Becquet Valentine, Masumbuko Jean-Marie, Nouaman Marcellin, Plazy Mélanie, Danel Christine and Larmarange Joseph
In the past few years, two biomedical interventions have been added to classical tools of HIV prevention: early treatment (TasP) and oral pre-exposure prophylaxis (PrEP). Despite the high quality evidence from recent PrEP trials, research on how best to deliver PrEP in ‘real life’ in different populations and settings remains crucial.
In Côte d’Ivoire, female sex workers (FSWs) have very high HIV prevalence (29%, UNAIDS 2015) and do not systematically use condoms: a 2014 survey showed condom use of 90% at last sexual act with a client and 15% with ‘non-client’ partner (Bamba et al. 2014). This strongly suggests that PrEP could be of great value to protect the ‘remaining risky sexual acts’.
In this context, we conducted a qualitative survey among 60 FSWs reached by two community NGOs, to identify potential obstacles to regular clinical monitoring of HIV negative FSWs that any incoming program of PrEP will have to take into account. Results showed that barriers remain for HIV negative FSWs to access services offered in dedicated health centres. Implementing a program of PrEP for this population necessitate rethinking health care services and delivery system, as PrEP cannot be delivered without implementing a global package of sexual health services.

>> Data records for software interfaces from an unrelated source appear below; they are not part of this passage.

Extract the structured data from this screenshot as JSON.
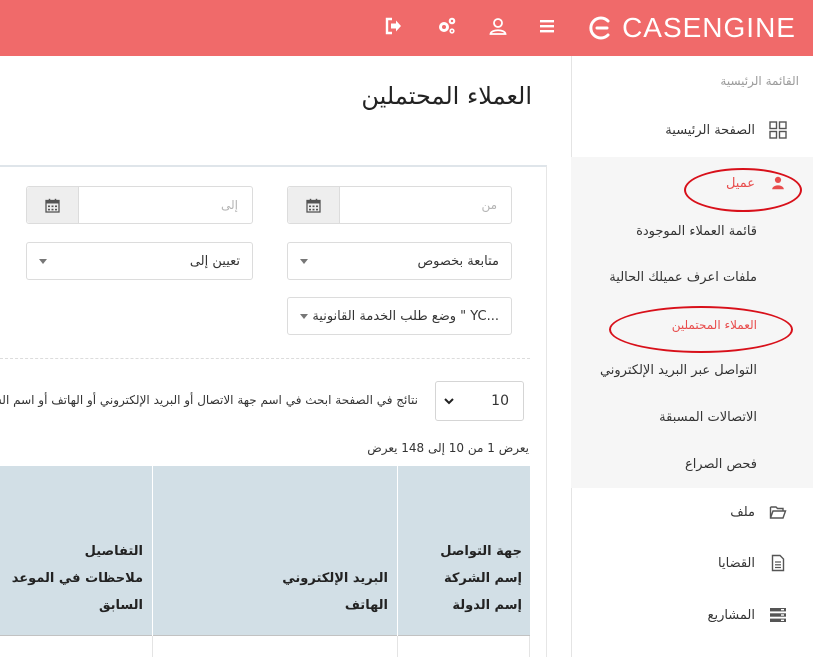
{
  "brand": {
    "name": "CASENGINE",
    "color": "#f06a6a"
  },
  "topbar": {
    "icons": [
      "menu-icon",
      "user-icon",
      "settings-icon",
      "logout-icon"
    ]
  },
  "sidebar": {
    "heading": "القائمة الرئيسية",
    "items": [
      {
        "label": "الصفحة الرئيسية",
        "icon": "grid-icon"
      },
      {
        "label": "عميل",
        "icon": "user-icon",
        "active": true
      },
      {
        "label": "ملف",
        "icon": "folder-icon"
      },
      {
        "label": "القضايا",
        "icon": "document-icon"
      },
      {
        "label": "المشاريع",
        "icon": "server-icon"
      }
    ],
    "sub_items": [
      {
        "label": "قائمة العملاء الموجودة"
      },
      {
        "label": "ملفات اعرف عميلك الحالية"
      },
      {
        "label": "العملاء المحتملين",
        "active": true
      },
      {
        "label": "التواصل عبر البريد الإلكتروني"
      },
      {
        "label": "الاتصالات المسبقة"
      },
      {
        "label": "فحص الصراع"
      }
    ],
    "active_color": "#e84c4c",
    "annotation_color": "#d8101a"
  },
  "page": {
    "title": "العملاء المحتملين"
  },
  "filters": {
    "from_placeholder": "من",
    "to_placeholder": "إلى",
    "follow_up": "متابعة بخصوص",
    "assign_to": "تعيين إلى",
    "legal_service_status": "وضع طلب الخدمة القانونية \" YC..."
  },
  "table_controls": {
    "page_size": "10",
    "search_hint": "نتائج في الصفحة  ابحث في اسم جهة الاتصال أو البريد الإلكتروني أو الهاتف أو اسم الشركة",
    "showing": "يعرض 1 من 10 إلى 148 يعرض"
  },
  "table": {
    "headers": [
      {
        "lines": [
          "جهة التواصل",
          "إسم الشركة",
          "إسم الدولة"
        ]
      },
      {
        "lines": [
          "البريد الإلكتروني",
          "الهاتف"
        ]
      },
      {
        "lines": [
          "التفاصيل",
          "ملاحظات في الموعد",
          "السابق"
        ]
      }
    ],
    "header_color": "#d2dfe6"
  }
}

Becquet Valentine, Masumbuko Jean-Marie, Nouaman Marcellin, Plazy Mélanie, Danel Christine and Larmarange Joseph (2017) “Implementing PrEP among Female Sex Workers in Côte d’Ivoire: new challenges for models of care (PrEP-CI ANRS 12361)” (Communication orale 2634), presented at the XXVIII IUSSP International Population Conference, Cape Town. https://iussp.confex.com/iussp/ipc2017/meetingapp.cgi/Paper/2634.